Supporters of the program won the day after pointing out that this program will help restore the fishing further offshore, be a boon to swimmers and surfers (no sharks) and be good for business. Also, since artificial fish that are caught are thrown back—you can’t eat them, of course—they can fight and lose again and again, and thus are a great boon to recycling and the saving of endangered fish further offshore. The artificial fish are also set up to provide fisherman with an increased fight if a switch is remotely activated. (Bowing to the fears of cardiac physicians, an internal restraint limits all fights to no more than two hours.)

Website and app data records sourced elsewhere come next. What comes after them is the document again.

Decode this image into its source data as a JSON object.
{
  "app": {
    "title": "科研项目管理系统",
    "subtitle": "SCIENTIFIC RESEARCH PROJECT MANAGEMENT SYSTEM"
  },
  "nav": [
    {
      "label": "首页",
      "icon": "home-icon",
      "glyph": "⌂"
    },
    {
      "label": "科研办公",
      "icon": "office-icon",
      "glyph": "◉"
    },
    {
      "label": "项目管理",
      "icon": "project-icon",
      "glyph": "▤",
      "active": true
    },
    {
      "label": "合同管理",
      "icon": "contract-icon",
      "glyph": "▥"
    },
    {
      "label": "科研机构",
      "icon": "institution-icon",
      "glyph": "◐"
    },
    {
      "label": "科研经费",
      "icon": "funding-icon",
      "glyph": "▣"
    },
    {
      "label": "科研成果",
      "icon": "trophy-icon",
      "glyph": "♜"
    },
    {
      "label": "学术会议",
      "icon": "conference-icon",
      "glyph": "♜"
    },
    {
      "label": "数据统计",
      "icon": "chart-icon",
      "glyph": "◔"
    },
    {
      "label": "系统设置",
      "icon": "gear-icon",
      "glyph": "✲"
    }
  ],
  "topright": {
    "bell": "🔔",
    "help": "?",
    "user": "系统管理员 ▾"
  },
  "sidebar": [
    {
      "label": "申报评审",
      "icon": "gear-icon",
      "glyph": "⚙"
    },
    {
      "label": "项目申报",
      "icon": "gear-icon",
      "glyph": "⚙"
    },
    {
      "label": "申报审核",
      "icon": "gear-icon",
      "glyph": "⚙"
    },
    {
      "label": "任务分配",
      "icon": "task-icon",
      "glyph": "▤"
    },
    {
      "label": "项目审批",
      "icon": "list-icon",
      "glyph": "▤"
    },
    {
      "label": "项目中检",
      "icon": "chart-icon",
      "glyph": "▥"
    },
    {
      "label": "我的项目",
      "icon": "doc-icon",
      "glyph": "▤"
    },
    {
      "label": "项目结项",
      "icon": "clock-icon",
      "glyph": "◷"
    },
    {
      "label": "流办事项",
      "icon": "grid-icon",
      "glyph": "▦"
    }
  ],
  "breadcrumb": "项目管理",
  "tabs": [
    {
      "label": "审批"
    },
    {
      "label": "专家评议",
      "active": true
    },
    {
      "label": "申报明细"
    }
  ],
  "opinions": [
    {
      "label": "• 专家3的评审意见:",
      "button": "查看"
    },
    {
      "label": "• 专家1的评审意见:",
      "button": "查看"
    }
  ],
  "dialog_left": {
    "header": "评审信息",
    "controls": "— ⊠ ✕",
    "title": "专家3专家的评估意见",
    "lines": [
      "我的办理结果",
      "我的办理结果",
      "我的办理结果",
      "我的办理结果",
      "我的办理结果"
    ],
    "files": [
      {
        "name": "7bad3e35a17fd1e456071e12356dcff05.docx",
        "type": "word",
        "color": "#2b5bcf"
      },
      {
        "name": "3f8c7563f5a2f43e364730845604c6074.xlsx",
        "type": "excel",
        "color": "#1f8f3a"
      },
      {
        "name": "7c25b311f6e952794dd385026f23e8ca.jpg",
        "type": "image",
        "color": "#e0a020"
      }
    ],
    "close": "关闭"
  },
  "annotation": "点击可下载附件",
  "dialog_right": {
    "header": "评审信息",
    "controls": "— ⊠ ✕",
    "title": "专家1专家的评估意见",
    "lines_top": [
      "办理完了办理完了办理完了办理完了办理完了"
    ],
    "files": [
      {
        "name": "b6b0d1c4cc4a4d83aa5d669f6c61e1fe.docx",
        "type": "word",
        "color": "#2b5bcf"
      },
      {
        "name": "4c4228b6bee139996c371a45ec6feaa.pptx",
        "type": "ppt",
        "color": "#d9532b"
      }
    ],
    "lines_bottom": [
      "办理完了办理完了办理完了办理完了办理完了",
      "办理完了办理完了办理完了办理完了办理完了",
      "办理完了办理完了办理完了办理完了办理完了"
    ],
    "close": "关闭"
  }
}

Surfcasters have been strong supporters of the artificial fish program. In the numbers proposed, the time between a cast and a bite will be no greater than three minutes, tops. Currently some surfcasters wait all day and get nothing.
Open and charter boat captains also approve the Broward artificial fish plan. There is no gutting to be done, no cleanup, no mess, and the customers are happy. And they can still go way offshore for the real ones.
A further plus is that the artificial fish are equipped with tiny nose cameras. Switched on, each makes a video of every fight from an underwater perspective. (Each fish comes with a handheld remote.) Surfcasters and boat captains provide emails to the Montauk Chamber of Commerce at the dock before heading out to fish, so videos of the fight can be sent out to family and friends moments after it happens.
A few spoiled sports opposed the program. So did local taxpayers. But they lost the vote.
One last minute fear, though, is that though President Obama has approved the $25 million in federal funding for the program, President-elect Trump might cancel it. Because of that fear—President-elect Trump has vowed to increase spending on defense and infrastructure—the Montauk Chamber has already sent a letter to Mr. Trump informing him of all the plusses—the new assembly line jobs created at Broward Enterprises for microchip and battery installers, the need for truckers, inspectors, marketing people and engineers…it all adds up to more jobs for red-blooded Americans and, with modifications, a new kind of offshore military defense—biting fish—to fend off any invading enemy.
As we go to press, we’ve learned that Trump has tweeted a thumbs up. It’s a go.